Mortality rates can tell us a lot about the effectiveness and risks of medical treatments, including those for kidney failure. Striking differences emerge when we look at populations undergoing dialysis versus the general population.

Disparities in Mortality Rates

People on dialysis encounter distinct obstacles that greatly influence their life expectancy. Living with chronic kidney disease goes beyond just the illness itself; it’s about grappling with the intricate decisions surrounding treatments for end-stage renal disease, such as choosing hemodialysis. Veterans Affairs Boston Healthcare and Medicare patient data reveal insights into these disparities. For instance, sudden death often occurs within 12 hours post-dialyzation or during long intervals between sessions—showing how critical timing is to patient outcomes.

Furthermore, traditional risk factors for sudden death do not always apply to hemodialysis patients, suggesting that ESRD management requires specialized knowledge beyond standard cardiac care protocols.

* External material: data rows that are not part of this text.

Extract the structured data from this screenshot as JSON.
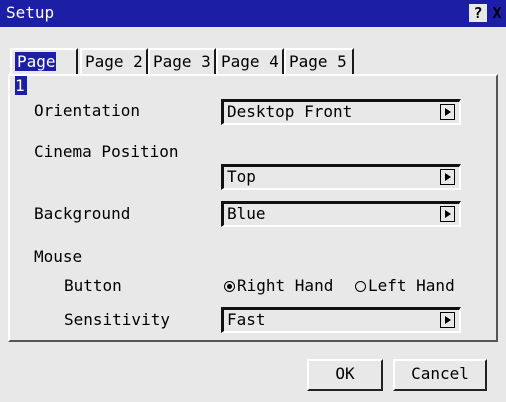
{
  "window": {
    "title": "Setup",
    "help_label": "?",
    "close_label": "X"
  },
  "tabs": [
    {
      "label": "Page 1",
      "active": true
    },
    {
      "label": "Page 2",
      "active": false
    },
    {
      "label": "Page 3",
      "active": false
    },
    {
      "label": "Page 4",
      "active": false
    },
    {
      "label": "Page 5",
      "active": false
    }
  ],
  "settings": {
    "orientation": {
      "label": "Orientation",
      "value": "Desktop Front"
    },
    "cinema_position": {
      "label": "Cinema Position",
      "value": "Top"
    },
    "background": {
      "label": "Background",
      "value": "Blue"
    },
    "mouse": {
      "label": "Mouse",
      "button": {
        "label": "Button",
        "options": [
          "Right Hand",
          "Left Hand"
        ],
        "selected": "Right Hand"
      },
      "sensitivity": {
        "label": "Sensitivity",
        "value": "Fast"
      }
    }
  },
  "buttons": {
    "ok": "OK",
    "cancel": "Cancel"
  },
  "colors": {
    "titlebar": "#1c1ea6",
    "face": "#e8e8e8"
  }
}
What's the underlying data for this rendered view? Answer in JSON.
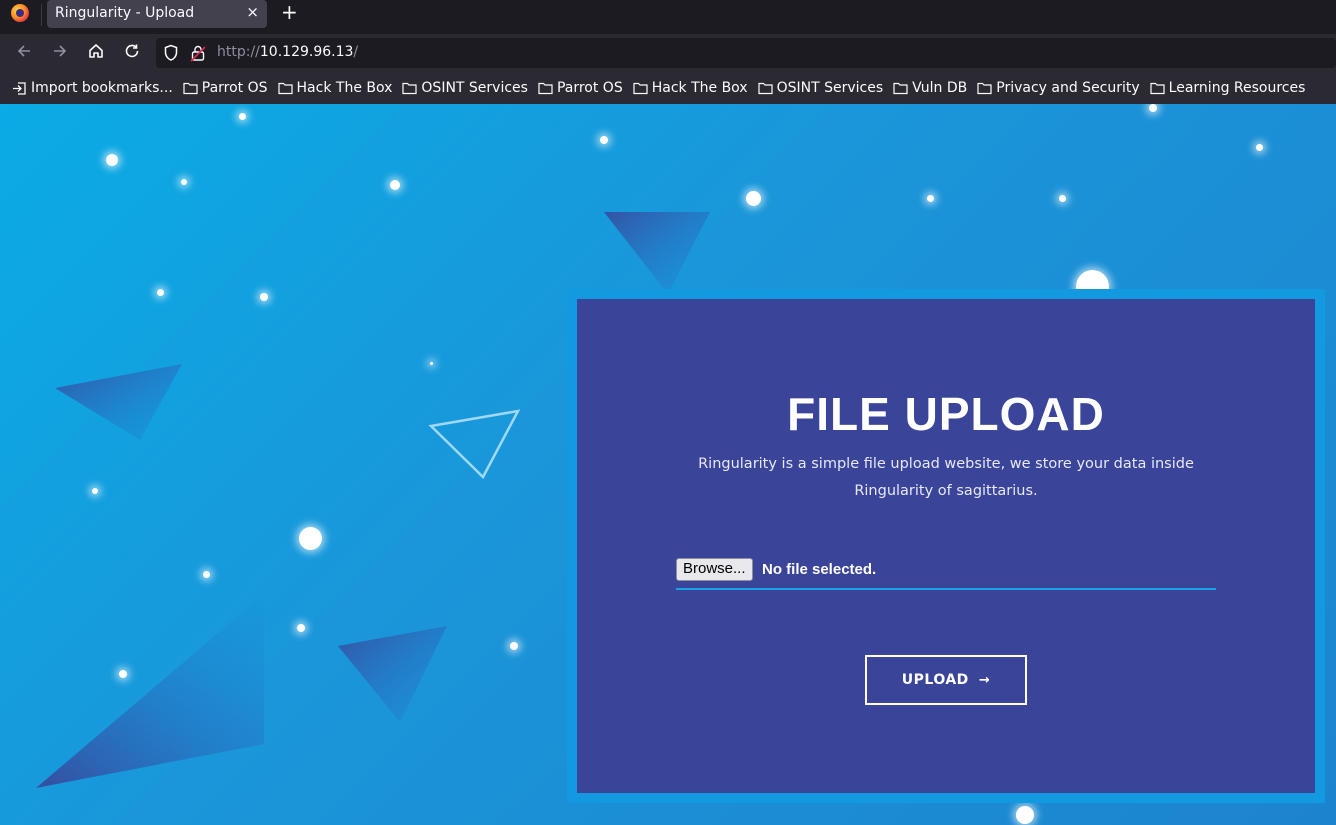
{
  "browser": {
    "tab_title": "Ringularity - Upload",
    "tab_close": "×",
    "new_tab": "+",
    "url_scheme": "http://",
    "url_host": "10.129.96.13",
    "url_path": "/",
    "bookmarks": [
      {
        "label": "Import bookmarks...",
        "icon": "import-icon"
      },
      {
        "label": "Parrot OS",
        "icon": "folder-icon"
      },
      {
        "label": "Hack The Box",
        "icon": "folder-icon"
      },
      {
        "label": "OSINT Services",
        "icon": "folder-icon"
      },
      {
        "label": "Parrot OS",
        "icon": "folder-icon"
      },
      {
        "label": "Hack The Box",
        "icon": "folder-icon"
      },
      {
        "label": "OSINT Services",
        "icon": "folder-icon"
      },
      {
        "label": "Vuln DB",
        "icon": "folder-icon"
      },
      {
        "label": "Privacy and Security",
        "icon": "folder-icon"
      },
      {
        "label": "Learning Resources",
        "icon": "folder-icon"
      }
    ]
  },
  "upload": {
    "title": "FILE UPLOAD",
    "description": "Ringularity is a simple file upload website, we store your data inside Ringularity of sagittarius.",
    "browse_label": "Browse...",
    "file_status": "No file selected.",
    "upload_label": "UPLOAD",
    "upload_arrow": "→"
  },
  "colors": {
    "page_gradient_start": "#0aabe6",
    "page_gradient_end": "#1c84cf",
    "card_background": "#3a4499",
    "card_border": "#1399e0"
  }
}
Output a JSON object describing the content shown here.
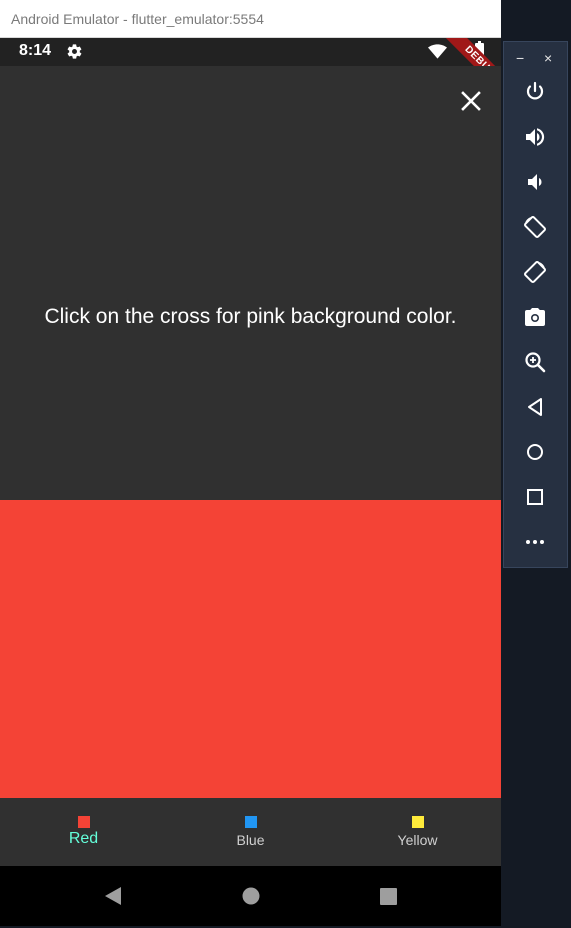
{
  "window": {
    "title": "Android Emulator - flutter_emulator:5554"
  },
  "status_bar": {
    "time": "8:14",
    "banner": "DEBUG"
  },
  "screen": {
    "message": "Click on the cross for pink background color.",
    "panel_color": "#f44336"
  },
  "bottom_nav": {
    "items": [
      {
        "label": "Red",
        "color": "#f44336",
        "selected": true
      },
      {
        "label": "Blue",
        "color": "#2196f3",
        "selected": false
      },
      {
        "label": "Yellow",
        "color": "#ffeb3b",
        "selected": false
      }
    ],
    "active_label_color": "#64ffda",
    "inactive_label_color": "#cfcfcf"
  },
  "sidebar": {
    "top": {
      "minimize": "−",
      "close": "×"
    },
    "buttons": [
      "power-icon",
      "volume-up-icon",
      "volume-down-icon",
      "rotate-left-icon",
      "rotate-right-icon",
      "camera-icon",
      "zoom-icon",
      "back-icon",
      "home-icon",
      "overview-icon",
      "more-icon"
    ]
  }
}
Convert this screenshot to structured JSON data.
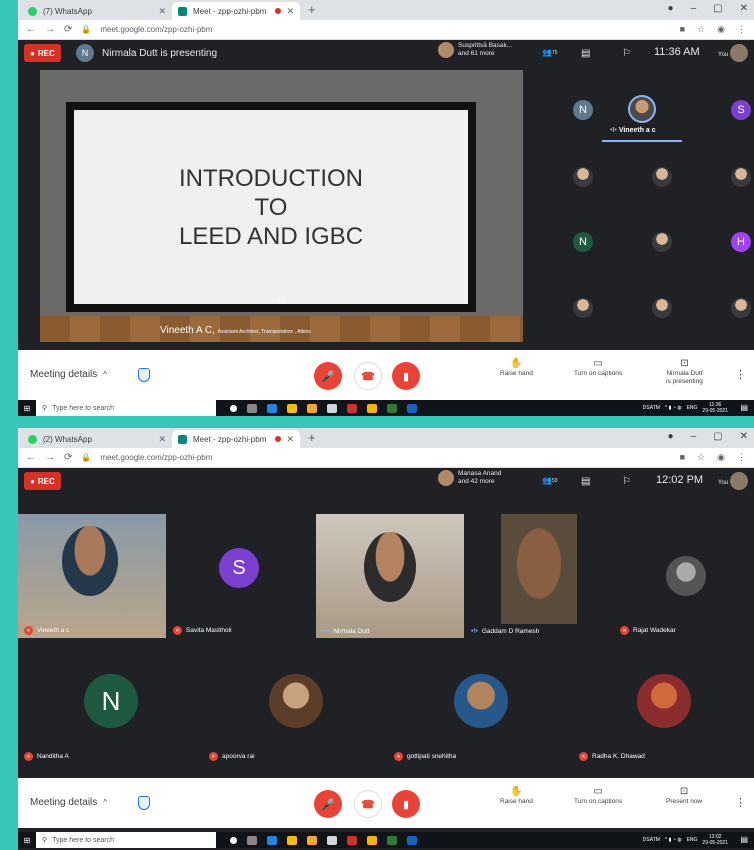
{
  "colors": {
    "teal_bg": "#37c7b6",
    "meet_bg": "#202124",
    "rec_red": "#d93025",
    "accent_blue": "#8ab4f8"
  },
  "screenshots": [
    {
      "tabs": [
        {
          "title": "(7) WhatsApp"
        },
        {
          "title": "Meet - zpp-ozhi-pbm"
        }
      ],
      "url": "meet.google.com/zpp-ozhi-pbm",
      "rec_label": "REC",
      "presenter_initial": "N",
      "presenter_text": "Nirmala Dutt is presenting",
      "speaker_name": "Susprittsā Basak...",
      "speaker_more": "and 61 more",
      "participant_count": "75",
      "clock": "11:36 AM",
      "you_label": "You",
      "slide": {
        "title_line1": "INTRODUCTION",
        "title_line2": "TO",
        "title_line3": "LEED AND IGBC",
        "by": "By",
        "author": "Vineeth A C,",
        "author_role": "Assistant Architect, Transportation , Atkins"
      },
      "tiles": [
        {
          "initial": "N",
          "color": "#5f7a8c"
        },
        {
          "initial": "S",
          "color": "#7b3fd1"
        },
        {
          "initial": "N",
          "color": "#1e5a40"
        },
        {
          "initial": "H",
          "color": "#a142f4"
        }
      ],
      "active_speaker": "Vineeth a c",
      "bottom": {
        "meeting_details": "Meeting details",
        "raise_hand": "Raise hand",
        "captions": "Turn on captions",
        "present_line1": "Nirmala Dutt",
        "present_line2": "is presenting"
      },
      "taskbar": {
        "search_placeholder": "Type here to search",
        "tray_label": "DSATM",
        "lang": "ENG",
        "time": "11:36",
        "date": "29-05-2021"
      }
    },
    {
      "tabs": [
        {
          "title": "(2) WhatsApp"
        },
        {
          "title": "Meet - zpp-ozhi-pbm"
        }
      ],
      "url": "meet.google.com/zpp-ozhi-pbm",
      "rec_label": "REC",
      "speaker_name": "Manasa Anand",
      "speaker_more": "and 42 more",
      "participant_count": "53",
      "clock": "12:02 PM",
      "you_label": "You",
      "participants": [
        {
          "name": "Vineeth a c"
        },
        {
          "name": "Savita Mastiholi",
          "initial": "S",
          "color": "#7b3fd1"
        },
        {
          "name": "Nirmala Dutt"
        },
        {
          "name": "Gaddam D Ramesh"
        },
        {
          "name": "Rajat Wadekar"
        },
        {
          "name": "Nanditha A",
          "initial": "N",
          "color": "#1e5a40"
        },
        {
          "name": "apoorva rai"
        },
        {
          "name": "gottipati snehitha"
        },
        {
          "name": "Radha K. Dhawad"
        }
      ],
      "bottom": {
        "meeting_details": "Meeting details",
        "raise_hand": "Raise hand",
        "captions": "Turn on captions",
        "present_now": "Present now"
      },
      "taskbar": {
        "search_placeholder": "Type here to search",
        "tray_label": "DSATM",
        "lang": "ENG",
        "time": "12:02",
        "date": "29-05-2021"
      }
    }
  ]
}
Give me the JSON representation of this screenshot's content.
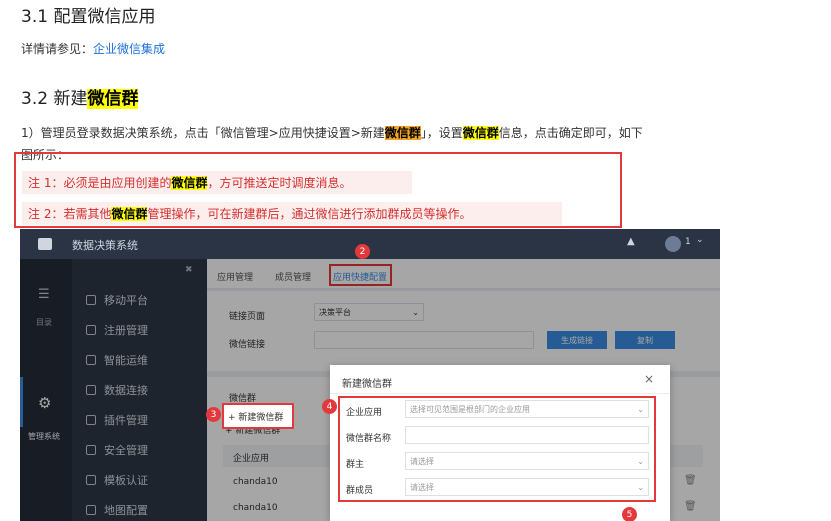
{
  "section1": {
    "title": "3.1 配置微信应用",
    "detail_prefix": "详情请参见：",
    "detail_link": "企业微信集成"
  },
  "section2": {
    "title_prefix": "3.2 新建",
    "title_hl": "微信群",
    "step1_a": "1）管理员登录数据决策系统，点击「微信管理>应用快捷设置>新建",
    "step1_hl": "微信群",
    "step1_b": "」，设置",
    "step1_hl2": "微信群",
    "step1_c": "信息，点击确定即可，如下",
    "step1_d": "图所示："
  },
  "notes": {
    "n1_a": "注 1：必须是由应用创建的",
    "n1_hl": "微信群",
    "n1_b": "，方可推送定时调度消息。",
    "n2_a": "注 2：若需其他",
    "n2_hl": "微信群",
    "n2_b": "管理操作，可在新建群后，通过微信进行添加群成员等操作。"
  },
  "screenshot": {
    "app_title": "数据决策系统",
    "user_label": "1",
    "left_nav": [
      {
        "label": "目录",
        "icon": "list-icon"
      },
      {
        "label": "管理系统",
        "icon": "gear-icon"
      }
    ],
    "menu": [
      "移动平台",
      "注册管理",
      "智能运维",
      "数据连接",
      "插件管理",
      "安全管理",
      "模板认证",
      "地图配置"
    ],
    "tabs": [
      "应用管理",
      "成员管理",
      "应用快捷配置"
    ],
    "link_page_label": "链接页面",
    "link_page_value": "决策平台",
    "wechat_link_label": "微信链接",
    "generate_btn": "生成链接",
    "copy_btn": "复制",
    "group_section_label": "微信群",
    "new_group_btn": "+ 新建微信群",
    "table_header": "企业应用",
    "rows": [
      "chanda10",
      "chanda10"
    ],
    "badges": [
      "2",
      "3",
      "4",
      "5"
    ],
    "modal": {
      "title": "新建微信群",
      "close": "×",
      "fields": [
        {
          "label": "企业应用",
          "placeholder": "选择可见范围是根部门的企业应用"
        },
        {
          "label": "微信群名称",
          "placeholder": ""
        },
        {
          "label": "群主",
          "placeholder": "请选择"
        },
        {
          "label": "群成员",
          "placeholder": "请选择"
        }
      ]
    }
  }
}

Entities like MedlinePlus Health Information from the National Library of Medicine play a pivotal role in highlighting the importance of continuous study and learning in this domain.

Delving into the discourse on death rates among varied groups undergoing dialysis sheds light on broader healthcare disparities, underscoring an imperative for bespoke measures that tackle both medical and societal health influencers in populations grappling with advanced kidney ailments.

Real-Life Stories from Dialysis Patients

Can a Person Die During Dialysis

Triumphs Over Adversity

The dialysis journey is not just about the clinical aspect of can a person die during dialysis but also the personal battles and victories. Individual stories shed light on the more intimate facets, uncovering the human element veiled by the possible perils accompanying each medical intervention. For some, starting dialysis marked a significant turning point in their lives. Even when staring down the barrel of treatment fraught with peril, they carved out victories from the jaws of defeat.

A particularly touching narrative comes from someone who almost lost their life due to complications arising during therapy sessions. This story underscores that while up to one in four hemodialysis patients may die suddenly—often within 12 hours after a session—there are real-life examples where careful management led to successful outcomes.

To further understand these challenges and successes, MedlinePlus offers valuable resources on dialysis, including guidance on managing fluid balance, electrolytes, and blood pressure, which can be crucial for preventing sudden deaths related to cardiovascular issues or procedural complications like cardiac arrhythmias or air embolism. Through these stories of patient experiences, we learn about survival and how resilience and proper care can significantly alter outcomes positively.


Understanding these risks can a person die during dialysis. Yes, sadly, a person can die during dialysis due to various factors. Cardiac complications and errors during the procedure emerge as notable risks. Knowing this lets us push for better safety measures. Tools like the Transonic Hemodialyzer Monitor are game-changers in preventing fatal outcomes. They show that technology has our back.

Data drives change. Studying death rates in patients offers vital knowledge for enhancing the quality of healthcare we provide. Hearing real-life stories reminds us of the human element behind every statistic, making our pursuit of safer dialysis more urgent than ever. Navigating dialysis safely means staying informed and proactive about potential risks and innovations to minimize them.